Work required: Please print the records below word for word.

Dataset rows describing interfaces:
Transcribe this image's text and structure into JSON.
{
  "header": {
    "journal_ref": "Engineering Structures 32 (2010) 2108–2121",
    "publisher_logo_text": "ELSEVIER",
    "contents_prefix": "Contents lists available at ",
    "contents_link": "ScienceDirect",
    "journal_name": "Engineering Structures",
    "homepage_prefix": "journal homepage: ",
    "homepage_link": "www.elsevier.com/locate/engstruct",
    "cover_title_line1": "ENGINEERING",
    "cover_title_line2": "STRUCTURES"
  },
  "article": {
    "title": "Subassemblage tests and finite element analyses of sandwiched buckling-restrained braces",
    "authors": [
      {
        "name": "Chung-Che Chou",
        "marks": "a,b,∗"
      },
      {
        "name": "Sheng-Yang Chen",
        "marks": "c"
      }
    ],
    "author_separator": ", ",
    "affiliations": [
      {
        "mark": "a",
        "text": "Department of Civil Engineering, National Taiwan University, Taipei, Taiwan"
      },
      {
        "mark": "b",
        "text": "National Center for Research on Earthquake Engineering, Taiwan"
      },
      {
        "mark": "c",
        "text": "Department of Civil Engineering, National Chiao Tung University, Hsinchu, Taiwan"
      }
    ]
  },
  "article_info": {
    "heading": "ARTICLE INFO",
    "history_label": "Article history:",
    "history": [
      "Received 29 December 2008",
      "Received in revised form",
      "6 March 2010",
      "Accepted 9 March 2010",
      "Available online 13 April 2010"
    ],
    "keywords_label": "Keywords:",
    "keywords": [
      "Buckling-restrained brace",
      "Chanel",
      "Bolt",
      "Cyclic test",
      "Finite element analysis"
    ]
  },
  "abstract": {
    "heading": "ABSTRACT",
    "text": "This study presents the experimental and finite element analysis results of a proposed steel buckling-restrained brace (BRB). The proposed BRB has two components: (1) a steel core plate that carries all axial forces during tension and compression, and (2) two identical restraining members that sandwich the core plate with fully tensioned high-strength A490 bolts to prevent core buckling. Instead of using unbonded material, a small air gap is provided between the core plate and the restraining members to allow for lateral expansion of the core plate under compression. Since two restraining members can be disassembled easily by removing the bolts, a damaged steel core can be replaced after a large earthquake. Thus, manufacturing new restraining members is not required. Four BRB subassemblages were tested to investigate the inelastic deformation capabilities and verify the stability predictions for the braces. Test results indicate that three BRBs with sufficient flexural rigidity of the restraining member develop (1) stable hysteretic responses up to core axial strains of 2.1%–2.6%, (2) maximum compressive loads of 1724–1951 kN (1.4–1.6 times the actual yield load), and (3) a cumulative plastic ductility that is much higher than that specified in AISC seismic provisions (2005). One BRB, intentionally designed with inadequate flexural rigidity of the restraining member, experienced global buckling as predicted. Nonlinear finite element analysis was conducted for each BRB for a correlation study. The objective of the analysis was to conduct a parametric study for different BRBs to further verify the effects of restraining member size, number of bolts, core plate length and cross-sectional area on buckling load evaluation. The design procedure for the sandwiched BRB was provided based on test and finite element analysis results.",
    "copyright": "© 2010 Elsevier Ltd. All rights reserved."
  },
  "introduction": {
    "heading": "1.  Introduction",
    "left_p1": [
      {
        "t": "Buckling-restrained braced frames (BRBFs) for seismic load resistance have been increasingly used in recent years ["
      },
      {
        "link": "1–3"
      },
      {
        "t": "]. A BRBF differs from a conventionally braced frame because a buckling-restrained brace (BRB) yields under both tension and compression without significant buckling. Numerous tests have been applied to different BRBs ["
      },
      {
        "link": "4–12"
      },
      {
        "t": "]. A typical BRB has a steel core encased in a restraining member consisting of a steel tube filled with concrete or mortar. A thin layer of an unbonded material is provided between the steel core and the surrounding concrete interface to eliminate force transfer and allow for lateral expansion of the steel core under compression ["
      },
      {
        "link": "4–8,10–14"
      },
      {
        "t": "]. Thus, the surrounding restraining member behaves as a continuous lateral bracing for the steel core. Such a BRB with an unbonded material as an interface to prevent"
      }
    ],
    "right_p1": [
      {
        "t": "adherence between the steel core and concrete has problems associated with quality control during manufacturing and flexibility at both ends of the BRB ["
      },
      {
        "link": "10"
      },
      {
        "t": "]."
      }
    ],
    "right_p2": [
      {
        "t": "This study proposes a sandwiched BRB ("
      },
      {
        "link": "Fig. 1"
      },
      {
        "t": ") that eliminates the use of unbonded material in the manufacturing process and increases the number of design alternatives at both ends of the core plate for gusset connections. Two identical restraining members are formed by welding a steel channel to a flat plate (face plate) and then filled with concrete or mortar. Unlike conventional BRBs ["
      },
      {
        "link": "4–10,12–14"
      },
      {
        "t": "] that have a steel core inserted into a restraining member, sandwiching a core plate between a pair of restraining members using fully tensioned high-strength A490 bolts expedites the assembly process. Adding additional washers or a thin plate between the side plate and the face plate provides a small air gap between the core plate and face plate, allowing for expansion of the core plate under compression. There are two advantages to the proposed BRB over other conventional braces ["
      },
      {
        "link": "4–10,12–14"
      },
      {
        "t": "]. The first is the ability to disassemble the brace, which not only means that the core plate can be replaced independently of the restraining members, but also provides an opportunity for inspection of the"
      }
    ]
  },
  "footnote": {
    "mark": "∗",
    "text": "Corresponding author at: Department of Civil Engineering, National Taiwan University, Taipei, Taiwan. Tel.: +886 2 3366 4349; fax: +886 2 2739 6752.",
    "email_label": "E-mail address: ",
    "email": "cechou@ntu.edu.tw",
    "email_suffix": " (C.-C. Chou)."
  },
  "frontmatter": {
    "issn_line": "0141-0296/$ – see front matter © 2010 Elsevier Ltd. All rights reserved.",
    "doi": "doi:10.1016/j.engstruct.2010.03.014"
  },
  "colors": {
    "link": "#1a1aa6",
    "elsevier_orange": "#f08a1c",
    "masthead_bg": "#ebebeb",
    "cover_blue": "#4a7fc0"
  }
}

Solution for this problem:
Transcribe this image's text and structure into JSON.
{
  "header": {
    "journal_ref": "Engineering Structures 32 (2010) 2108–2121",
    "publisher_logo_text": "ELSEVIER",
    "contents_prefix": "Contents lists available at ",
    "contents_link": "ScienceDirect",
    "journal_name": "Engineering Structures",
    "homepage_prefix": "journal homepage: ",
    "homepage_link": "www.elsevier.com/locate/engstruct",
    "cover_title_line1": "ENGINEERING",
    "cover_title_line2": "STRUCTURES"
  },
  "article": {
    "title": "Subassemblage tests and finite element analyses of sandwiched buckling-restrained braces",
    "authors": [
      {
        "name": "Chung-Che Chou",
        "marks": "a,b,∗"
      },
      {
        "name": "Sheng-Yang Chen",
        "marks": "c"
      }
    ],
    "author_separator": ", ",
    "affiliations": [
      {
        "mark": "a",
        "text": "Department of Civil Engineering, National Taiwan University, Taipei, Taiwan"
      },
      {
        "mark": "b",
        "text": "National Center for Research on Earthquake Engineering, Taiwan"
      },
      {
        "mark": "c",
        "text": "Department of Civil Engineering, National Chiao Tung University, Hsinchu, Taiwan"
      }
    ]
  },
  "article_info": {
    "heading": "ARTICLE INFO",
    "history_label": "Article history:",
    "history": [
      "Received 29 December 2008",
      "Received in revised form",
      "6 March 2010",
      "Accepted 9 March 2010",
      "Available online 13 April 2010"
    ],
    "keywords_label": "Keywords:",
    "keywords": [
      "Buckling-restrained brace",
      "Chanel",
      "Bolt",
      "Cyclic test",
      "Finite element analysis"
    ]
  },
  "abstract": {
    "heading": "ABSTRACT",
    "text": "This study presents the experimental and finite element analysis results of a proposed steel buckling-restrained brace (BRB). The proposed BRB has two components: (1) a steel core plate that carries all axial forces during tension and compression, and (2) two identical restraining members that sandwich the core plate with fully tensioned high-strength A490 bolts to prevent core buckling. Instead of using unbonded material, a small air gap is provided between the core plate and the restraining members to allow for lateral expansion of the core plate under compression. Since two restraining members can be disassembled easily by removing the bolts, a damaged steel core can be replaced after a large earthquake. Thus, manufacturing new restraining members is not required. Four BRB subassemblages were tested to investigate the inelastic deformation capabilities and verify the stability predictions for the braces. Test results indicate that three BRBs with sufficient flexural rigidity of the restraining member develop (1) stable hysteretic responses up to core axial strains of 2.1%–2.6%, (2) maximum compressive loads of 1724–1951 kN (1.4–1.6 times the actual yield load), and (3) a cumulative plastic ductility that is much higher than that specified in AISC seismic provisions (2005). One BRB, intentionally designed with inadequate flexural rigidity of the restraining member, experienced global buckling as predicted. Nonlinear finite element analysis was conducted for each BRB for a correlation study. The objective of the analysis was to conduct a parametric study for different BRBs to further verify the effects of restraining member size, number of bolts, core plate length and cross-sectional area on buckling load evaluation. The design procedure for the sandwiched BRB was provided based on test and finite element analysis results.",
    "copyright": "© 2010 Elsevier Ltd. All rights reserved."
  },
  "introduction": {
    "heading": "1.  Introduction",
    "left_p1": [
      {
        "t": "Buckling-restrained braced frames (BRBFs) for seismic load resistance have been increasingly used in recent years ["
      },
      {
        "link": "1–3"
      },
      {
        "t": "]. A BRBF differs from a conventionally braced frame because a buckling-restrained brace (BRB) yields under both tension and compression without significant buckling. Numerous tests have been applied to different BRBs ["
      },
      {
        "link": "4–12"
      },
      {
        "t": "]. A typical BRB has a steel core encased in a restraining member consisting of a steel tube filled with concrete or mortar. A thin layer of an unbonded material is provided between the steel core and the surrounding concrete interface to eliminate force transfer and allow for lateral expansion of the steel core under compression ["
      },
      {
        "link": "4–8,10–14"
      },
      {
        "t": "]. Thus, the surrounding restraining member behaves as a continuous lateral bracing for the steel core. Such a BRB with an unbonded material as an interface to prevent"
      }
    ],
    "right_p1": [
      {
        "t": "adherence between the steel core and concrete has problems associated with quality control during manufacturing and flexibility at both ends of the BRB ["
      },
      {
        "link": "10"
      },
      {
        "t": "]."
      }
    ],
    "right_p2": [
      {
        "t": "This study proposes a sandwiched BRB ("
      },
      {
        "link": "Fig. 1"
      },
      {
        "t": ") that eliminates the use of unbonded material in the manufacturing process and increases the number of design alternatives at both ends of the core plate for gusset connections. Two identical restraining members are formed by welding a steel channel to a flat plate (face plate) and then filled with concrete or mortar. Unlike conventional BRBs ["
      },
      {
        "link": "4–10,12–14"
      },
      {
        "t": "] that have a steel core inserted into a restraining member, sandwiching a core plate between a pair of restraining members using fully tensioned high-strength A490 bolts expedites the assembly process. Adding additional washers or a thin plate between the side plate and the face plate provides a small air gap between the core plate and face plate, allowing for expansion of the core plate under compression. There are two advantages to the proposed BRB over other conventional braces ["
      },
      {
        "link": "4–10,12–14"
      },
      {
        "t": "]. The first is the ability to disassemble the brace, which not only means that the core plate can be replaced independently of the restraining members, but also provides an opportunity for inspection of the"
      }
    ]
  },
  "footnote": {
    "mark": "∗",
    "text": "Corresponding author at: Department of Civil Engineering, National Taiwan University, Taipei, Taiwan. Tel.: +886 2 3366 4349; fax: +886 2 2739 6752.",
    "email_label": "E-mail address: ",
    "email": "cechou@ntu.edu.tw",
    "email_suffix": " (C.-C. Chou)."
  },
  "frontmatter": {
    "issn_line": "0141-0296/$ – see front matter © 2010 Elsevier Ltd. All rights reserved.",
    "doi": "doi:10.1016/j.engstruct.2010.03.014"
  },
  "colors": {
    "link": "#1a1aa6",
    "elsevier_orange": "#f08a1c",
    "masthead_bg": "#ebebeb",
    "cover_blue": "#4a7fc0"
  }
}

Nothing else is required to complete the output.